1) The Siq: Petra’s Main Entrance
As you start your Petra adventure, you’ll first notice the Siq. It’s a 1.2km long and narrow gorge, with some points a mere 3m in width, that leads to the ancient city.
The walls of the Siq can reach as high as 180m and are made of red, white, and pink sandstone. It’s a fantastic sight, especially when the sun shines and casts a beautiful light on the rocks. As you pass by old carvings and inscriptions on the rocks, you’ll feel like you’ve traveled back in time.
2) Royal Tombs
Petra is home to some of the most impressive tombs in the world. These tombs were carved into the mountainside and served as burial chambers for ancient kings.
The most famous tomb is The Urn Tomb, one of Petra’s largest tombs. It was built high on the mountainside and was consecrated in the mid-first century.

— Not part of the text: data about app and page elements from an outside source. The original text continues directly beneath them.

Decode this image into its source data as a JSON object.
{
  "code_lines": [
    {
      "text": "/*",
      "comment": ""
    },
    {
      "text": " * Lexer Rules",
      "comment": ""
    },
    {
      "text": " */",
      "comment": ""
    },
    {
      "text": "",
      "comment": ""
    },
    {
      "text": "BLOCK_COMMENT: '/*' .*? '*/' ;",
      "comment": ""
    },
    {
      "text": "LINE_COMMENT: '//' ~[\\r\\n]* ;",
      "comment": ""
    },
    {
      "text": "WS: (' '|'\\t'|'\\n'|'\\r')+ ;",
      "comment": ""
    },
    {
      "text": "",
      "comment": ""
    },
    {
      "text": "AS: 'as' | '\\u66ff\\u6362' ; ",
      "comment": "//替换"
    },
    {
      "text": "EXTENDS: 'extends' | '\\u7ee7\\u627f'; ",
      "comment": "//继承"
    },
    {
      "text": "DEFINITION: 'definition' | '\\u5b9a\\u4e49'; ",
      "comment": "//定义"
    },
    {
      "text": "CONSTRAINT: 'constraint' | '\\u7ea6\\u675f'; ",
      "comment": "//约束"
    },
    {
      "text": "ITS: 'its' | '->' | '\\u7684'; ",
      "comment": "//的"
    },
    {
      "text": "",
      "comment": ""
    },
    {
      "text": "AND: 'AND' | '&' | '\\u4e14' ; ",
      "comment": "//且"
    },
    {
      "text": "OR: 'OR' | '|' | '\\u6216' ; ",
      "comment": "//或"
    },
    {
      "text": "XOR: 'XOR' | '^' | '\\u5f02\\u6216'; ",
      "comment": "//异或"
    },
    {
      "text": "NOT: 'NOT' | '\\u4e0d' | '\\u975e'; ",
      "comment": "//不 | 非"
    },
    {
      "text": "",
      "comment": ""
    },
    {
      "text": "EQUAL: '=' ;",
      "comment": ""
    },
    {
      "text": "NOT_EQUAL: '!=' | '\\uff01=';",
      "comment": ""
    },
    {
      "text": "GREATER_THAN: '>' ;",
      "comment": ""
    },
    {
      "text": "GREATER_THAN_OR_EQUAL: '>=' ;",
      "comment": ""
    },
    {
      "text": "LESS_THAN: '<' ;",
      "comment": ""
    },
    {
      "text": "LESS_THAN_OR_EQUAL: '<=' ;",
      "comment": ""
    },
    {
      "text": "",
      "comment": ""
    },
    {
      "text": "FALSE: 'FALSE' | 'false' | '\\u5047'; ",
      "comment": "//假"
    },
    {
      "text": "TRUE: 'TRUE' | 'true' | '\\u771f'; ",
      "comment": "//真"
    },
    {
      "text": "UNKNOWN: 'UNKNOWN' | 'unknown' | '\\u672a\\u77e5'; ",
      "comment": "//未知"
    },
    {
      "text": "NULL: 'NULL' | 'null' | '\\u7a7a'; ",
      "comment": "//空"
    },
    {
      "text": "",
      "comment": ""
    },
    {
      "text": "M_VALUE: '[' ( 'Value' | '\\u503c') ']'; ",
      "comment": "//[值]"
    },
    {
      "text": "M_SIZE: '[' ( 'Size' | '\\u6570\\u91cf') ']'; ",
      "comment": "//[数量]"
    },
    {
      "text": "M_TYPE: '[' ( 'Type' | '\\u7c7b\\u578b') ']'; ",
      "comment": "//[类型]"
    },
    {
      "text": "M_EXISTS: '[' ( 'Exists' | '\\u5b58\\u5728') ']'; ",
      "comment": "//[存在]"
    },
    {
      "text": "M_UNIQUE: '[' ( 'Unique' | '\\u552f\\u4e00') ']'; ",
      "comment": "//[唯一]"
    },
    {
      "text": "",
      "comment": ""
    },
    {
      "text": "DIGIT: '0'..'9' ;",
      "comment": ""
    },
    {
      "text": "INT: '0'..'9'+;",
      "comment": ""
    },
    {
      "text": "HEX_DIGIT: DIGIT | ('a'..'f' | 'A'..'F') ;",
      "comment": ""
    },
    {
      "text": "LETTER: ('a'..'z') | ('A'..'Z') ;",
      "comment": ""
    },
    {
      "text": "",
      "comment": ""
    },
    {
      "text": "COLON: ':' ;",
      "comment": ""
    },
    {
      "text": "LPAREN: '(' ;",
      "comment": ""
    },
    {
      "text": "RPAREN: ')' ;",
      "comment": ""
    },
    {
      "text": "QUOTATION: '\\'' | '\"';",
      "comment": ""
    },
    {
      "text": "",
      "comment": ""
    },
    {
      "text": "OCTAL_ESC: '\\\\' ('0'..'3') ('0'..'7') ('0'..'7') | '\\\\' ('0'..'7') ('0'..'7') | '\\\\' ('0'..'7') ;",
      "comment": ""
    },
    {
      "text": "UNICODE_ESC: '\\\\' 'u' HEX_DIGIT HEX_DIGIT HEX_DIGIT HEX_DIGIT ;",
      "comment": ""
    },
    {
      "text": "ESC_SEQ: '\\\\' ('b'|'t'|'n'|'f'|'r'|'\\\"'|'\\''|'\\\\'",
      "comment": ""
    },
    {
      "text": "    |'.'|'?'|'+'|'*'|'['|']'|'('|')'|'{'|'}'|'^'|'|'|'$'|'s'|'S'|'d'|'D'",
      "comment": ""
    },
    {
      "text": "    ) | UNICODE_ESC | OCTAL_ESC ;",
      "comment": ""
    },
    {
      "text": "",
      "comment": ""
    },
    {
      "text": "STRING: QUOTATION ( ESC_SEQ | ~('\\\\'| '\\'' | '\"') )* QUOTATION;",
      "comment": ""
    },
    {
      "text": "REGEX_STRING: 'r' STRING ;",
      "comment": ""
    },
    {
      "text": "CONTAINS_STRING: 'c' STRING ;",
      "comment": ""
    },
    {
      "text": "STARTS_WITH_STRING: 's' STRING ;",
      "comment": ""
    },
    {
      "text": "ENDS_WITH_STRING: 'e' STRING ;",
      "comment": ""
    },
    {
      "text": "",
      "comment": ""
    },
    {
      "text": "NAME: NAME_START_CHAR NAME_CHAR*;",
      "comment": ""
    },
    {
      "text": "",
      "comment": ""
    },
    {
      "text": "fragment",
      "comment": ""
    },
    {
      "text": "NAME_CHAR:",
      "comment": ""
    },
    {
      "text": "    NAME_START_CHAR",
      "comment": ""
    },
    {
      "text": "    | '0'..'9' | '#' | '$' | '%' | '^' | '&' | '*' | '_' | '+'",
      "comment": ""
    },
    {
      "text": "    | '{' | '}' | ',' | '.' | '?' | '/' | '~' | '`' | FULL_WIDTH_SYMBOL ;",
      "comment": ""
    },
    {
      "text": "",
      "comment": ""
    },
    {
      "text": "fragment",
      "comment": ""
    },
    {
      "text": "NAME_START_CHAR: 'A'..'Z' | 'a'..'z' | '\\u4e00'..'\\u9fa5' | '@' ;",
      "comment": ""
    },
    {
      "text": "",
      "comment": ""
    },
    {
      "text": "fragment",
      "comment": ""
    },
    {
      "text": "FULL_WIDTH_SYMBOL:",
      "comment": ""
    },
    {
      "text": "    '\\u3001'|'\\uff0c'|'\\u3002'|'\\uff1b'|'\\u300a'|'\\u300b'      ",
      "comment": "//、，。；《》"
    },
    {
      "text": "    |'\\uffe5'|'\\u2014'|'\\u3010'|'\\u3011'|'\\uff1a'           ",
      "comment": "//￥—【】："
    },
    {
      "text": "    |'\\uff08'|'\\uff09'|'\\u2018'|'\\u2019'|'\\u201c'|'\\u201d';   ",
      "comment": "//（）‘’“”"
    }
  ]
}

The other tombs include the Palace Tomb, the Corinthian Tomb, and the Silk Tomb. They all show the extent of ancient ingenuity and how far human civilization has come.
3) Al Khazneh: The Treasury
At the end of the Siq is the most famous monument in Petra, the Al Khazneh (The Treasury). This unique structure was carved from a sandstone rock face, and it’s one of the most beautiful ancient structures. It forms the face of Petra.
This facade dates as far back as the 1st Century BC. And it’s undoubtedly a marvel that’s worth the long tour.
4) Al Deir: Petra’s Monastery
The Treasury is not the only impressive building here. The Treasury might be the most famous monument in Petra that comes to mind, but The Al Deir, known as The Monastery, is an even bigger structure. In fact, it’s the largest monument in Petra.
Al Deir is a Byzantine monastery cut into a mountainside. It has an impressive façade that offers a perfect view of Wadi Araba.
And like The Treasury, it’s also made of sandstone. The monastery was used as a place of worship and also for storage.
5) Ancient Churches
Petra has several ancient churches to its name. The first and most famous one is the Petra Church. Although it is one of the most recent additions to Petra, the church holds a significant place in the city’s history.
Petra Church is a Byzantine church built in the 5th century and remains a stunning monument to date. It is in the city’s center, built on an elevated ground, north of the famous Colonnaded Street. It’s among the three Byzantine churches in this area, the Blue Chapel and the Ridge Church being the others.
The Petra Church is famous mainly because of its astounding mosaic decoration, which is still well-preserved. Around 152 ancient papyrus scrolls were discovered in recent excavations in it. That makes the church a great source of ancient church history.
6) High Place of Sacrifice
This is one of the most significant religious sites in Petra. The High Place of Sacrifice is a platform on top of a mountain that offers stunning views of the valley and surrounding mountains.
It’s believed to be where ancient rituals and ceremonies were conducted. And there are still many remains that can be seen here, including altars and sacrificial tables. If you’re visiting during the summer months, you can catch the sunset from this spot.
7) Colonnaded Street and the Great Temple
Colonnaded Street is the main street in Petra and runs through the center of the ancient city. This street was once lined with shops and was a bustling hub of activity.
Today, it’s a beautiful sight with columns and stone carvings. At the end of the street is the Great Temple, one of the most significant structures in Petra. The Great Temple is undoubtedly among the most prominent structures, placed on the highest point in the city, which might indicate its importance for the city during that era.
8) Petra Theatre
Along the city’s main street stands the ruins of the once-great Petra Theatre. This was used for plays, concerts, and other public gatherings. It’s believed to have been built during the reign of King Aretas IV.
What makes this historical marvel unique is its design. The entire theatre was carved into a rock face that could entertain over 8,000 people. It’s so well preserved that it provides a valuable glimpse into the life of local people in its heyday.